The Fed’s real-time gross settlement service, to be known as “FedNow,” is not scheduled to be available for at least four more years. Yet some financial services attorneys are already pondering who should bear the loss if it processes unauthorized payments.

Fintech Beat explores the ABC's of fintech investing
Fintech Beat, Ep. 19

Stock market data growth chart graph investment finance analysis fintech financial district

Fintech Beat explores a new way of investing in real estate
Fintech Beat, Ep. 18

A for sale sign advertising a row house on Constitution Avenue, NE, is pictured on Monday, August 26, 2019, in Washington D.C. (Photo By Tom Williams/CQ Roll Call)

Venezuelans use cryptocurrency to bypass corruption, inflation
Some charities turn to digital assets to circumvent government’s chokehold on ecomony

Nurses protest the lack of medicines and medical supplies in Venezuelan hospitals at a demonstration in Caracas last month. Some Venezuelans are turning to cryptocurrency to circumvent the government’s chokehold on the economy. (Federico Parra/AFP/Getty Images file photos)

Faced with hyperinflation and borders closed to humanitarian aid, Venezuelans are turning to cryptocurrency as a workaround of government control of money. Aid providers say digital currencies are becoming an important route to bypassing corruption or repressive regimes.

Digital currencies have no shortage of critics, who point to their use in scams, theft and money laundering.
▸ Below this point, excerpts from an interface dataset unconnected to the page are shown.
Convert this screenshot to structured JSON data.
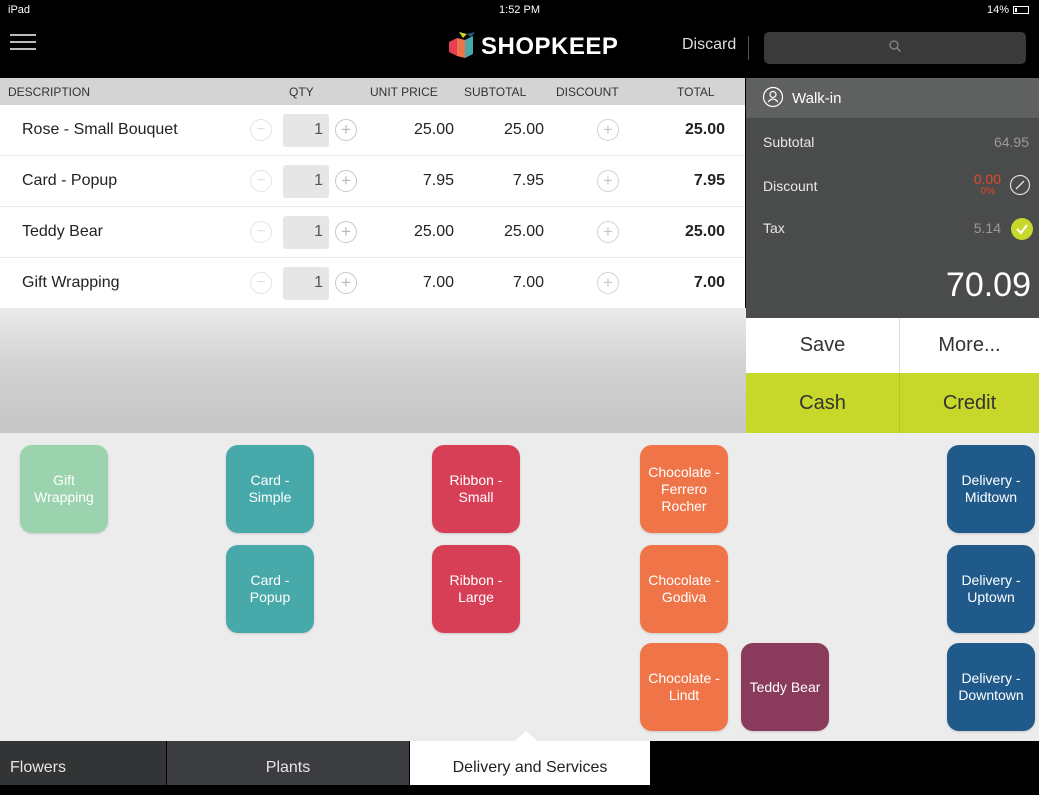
{
  "status_bar": {
    "device": "iPad",
    "time": "1:52 PM",
    "battery": "14%"
  },
  "header": {
    "brand": "SHOPKEEP",
    "discard_label": "Discard",
    "search_placeholder": ""
  },
  "table": {
    "columns": [
      "DESCRIPTION",
      "QTY",
      "UNIT PRICE",
      "SUBTOTAL",
      "DISCOUNT",
      "TOTAL"
    ],
    "rows": [
      {
        "description": "Rose - Small Bouquet",
        "qty": "1",
        "unit_price": "25.00",
        "subtotal": "25.00",
        "total": "25.00"
      },
      {
        "description": "Card - Popup",
        "qty": "1",
        "unit_price": "7.95",
        "subtotal": "7.95",
        "total": "7.95"
      },
      {
        "description": "Teddy Bear",
        "qty": "1",
        "unit_price": "25.00",
        "subtotal": "25.00",
        "total": "25.00"
      },
      {
        "description": "Gift Wrapping",
        "qty": "1",
        "unit_price": "7.00",
        "subtotal": "7.00",
        "total": "7.00"
      }
    ]
  },
  "summary": {
    "customer": "Walk-in",
    "subtotal_label": "Subtotal",
    "subtotal_value": "64.95",
    "discount_label": "Discount",
    "discount_value": "0.00",
    "discount_percent": "0%",
    "tax_label": "Tax",
    "tax_value": "5.14",
    "grand_total": "70.09"
  },
  "actions": {
    "save": "Save",
    "more": "More...",
    "cash": "Cash",
    "credit": "Credit"
  },
  "colors": {
    "accent": "#c7d82b",
    "mint": "#9ad3ae",
    "teal": "#47a9a9",
    "red": "#d63f55",
    "orange": "#ef7548",
    "plum": "#8a3a5a",
    "navy": "#1f5a8a"
  },
  "tiles": [
    {
      "label": "Gift Wrapping",
      "color": "#9ad3ae"
    },
    {
      "label": "Card - Simple",
      "color": "#47a9a9"
    },
    {
      "label": "Ribbon - Small",
      "color": "#d63f55"
    },
    {
      "label": "Chocolate - Ferrero Rocher",
      "color": "#ef7548"
    },
    {
      "label": "Delivery - Midtown",
      "color": "#1f5a8a"
    },
    {
      "label": "Card - Popup",
      "color": "#47a9a9"
    },
    {
      "label": "Ribbon - Large",
      "color": "#d63f55"
    },
    {
      "label": "Chocolate - Godiva",
      "color": "#ef7548"
    },
    {
      "label": "Delivery - Uptown",
      "color": "#1f5a8a"
    },
    {
      "label": "Chocolate - Lindt",
      "color": "#ef7548"
    },
    {
      "label": "Teddy Bear",
      "color": "#8a3a5a"
    },
    {
      "label": "Delivery - Downtown",
      "color": "#1f5a8a"
    }
  ],
  "tabs": {
    "flowers": "Flowers",
    "plants": "Plants",
    "delivery": "Delivery and Services"
  }
}
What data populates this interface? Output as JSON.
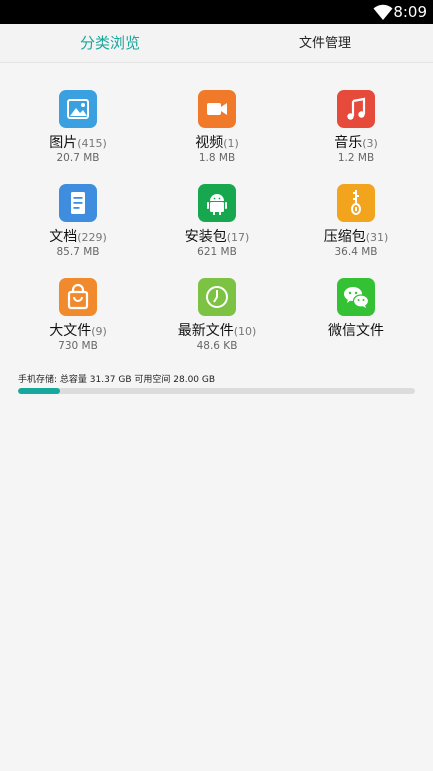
{
  "status_bar": {
    "time": "8:09",
    "wifi_icon": "wifi-icon"
  },
  "tabs": [
    {
      "label": "分类浏览",
      "active": true
    },
    {
      "label": "文件管理",
      "active": false
    }
  ],
  "categories": [
    {
      "name": "图片",
      "count": "(415)",
      "size": "20.7 MB",
      "icon": "image-icon",
      "color": "#3aa0e0"
    },
    {
      "name": "视频",
      "count": "(1)",
      "size": "1.8 MB",
      "icon": "video-icon",
      "color": "#f07a2a"
    },
    {
      "name": "音乐",
      "count": "(3)",
      "size": "1.2 MB",
      "icon": "music-icon",
      "color": "#e64a3b"
    },
    {
      "name": "文档",
      "count": "(229)",
      "size": "85.7 MB",
      "icon": "document-icon",
      "color": "#3f8ddf"
    },
    {
      "name": "安装包",
      "count": "(17)",
      "size": "621 MB",
      "icon": "android-icon",
      "color": "#17a84f"
    },
    {
      "name": "压缩包",
      "count": "(31)",
      "size": "36.4 MB",
      "icon": "zip-icon",
      "color": "#f2a51c"
    },
    {
      "name": "大文件",
      "count": "(9)",
      "size": "730 MB",
      "icon": "shopping-bag-icon",
      "color": "#f08a2c"
    },
    {
      "name": "最新文件",
      "count": "(10)",
      "size": "48.6 KB",
      "icon": "clock-icon",
      "color": "#7cc243"
    },
    {
      "name": "微信文件",
      "count": "",
      "size": "",
      "icon": "wechat-icon",
      "color": "#34c234"
    }
  ],
  "storage": {
    "label": "手机存储: 总容量 31.37 GB  可用空间 28.00 GB",
    "used_fraction": 0.107,
    "bar_color": "#16a89c"
  }
}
U.S. lawmakers blasted Facebook’s plans for a cryptocurrency, and regulators routinely warn of wild volatility.